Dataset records
= Beginning of Section =

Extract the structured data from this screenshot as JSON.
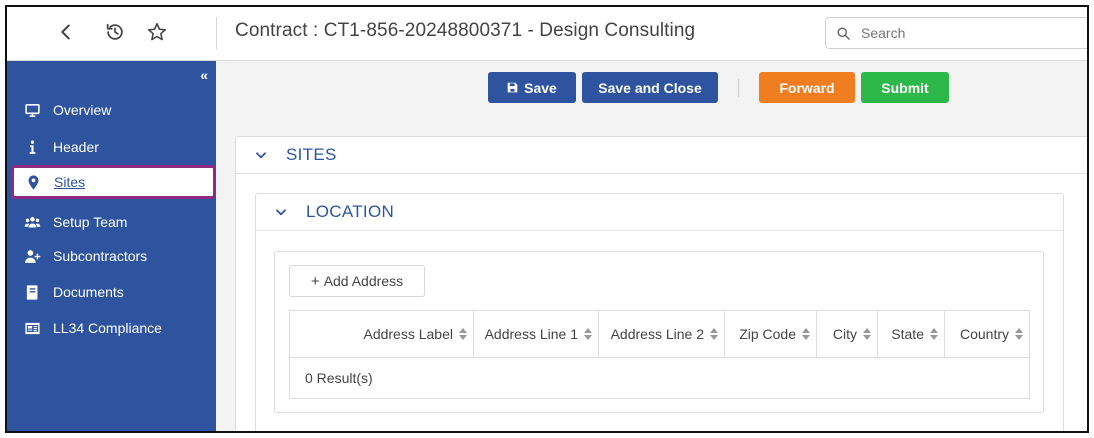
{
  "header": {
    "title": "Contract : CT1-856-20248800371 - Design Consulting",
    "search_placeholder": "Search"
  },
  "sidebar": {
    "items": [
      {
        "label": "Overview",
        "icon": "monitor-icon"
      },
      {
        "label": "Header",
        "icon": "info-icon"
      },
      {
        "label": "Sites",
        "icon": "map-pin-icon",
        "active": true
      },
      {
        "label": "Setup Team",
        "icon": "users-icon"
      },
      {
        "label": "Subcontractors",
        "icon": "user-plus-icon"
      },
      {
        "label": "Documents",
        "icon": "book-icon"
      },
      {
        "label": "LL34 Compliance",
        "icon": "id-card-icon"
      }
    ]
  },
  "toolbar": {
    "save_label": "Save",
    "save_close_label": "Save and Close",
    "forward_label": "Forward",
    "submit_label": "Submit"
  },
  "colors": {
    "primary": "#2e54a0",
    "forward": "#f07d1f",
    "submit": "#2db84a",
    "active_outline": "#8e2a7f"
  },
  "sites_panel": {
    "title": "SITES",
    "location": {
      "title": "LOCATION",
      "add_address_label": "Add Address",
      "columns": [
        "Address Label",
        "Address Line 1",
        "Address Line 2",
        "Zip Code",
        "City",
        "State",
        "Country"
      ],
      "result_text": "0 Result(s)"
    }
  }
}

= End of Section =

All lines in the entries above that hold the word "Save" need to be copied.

    "save_label": "Save",
    "save_close_label": "Save and Close",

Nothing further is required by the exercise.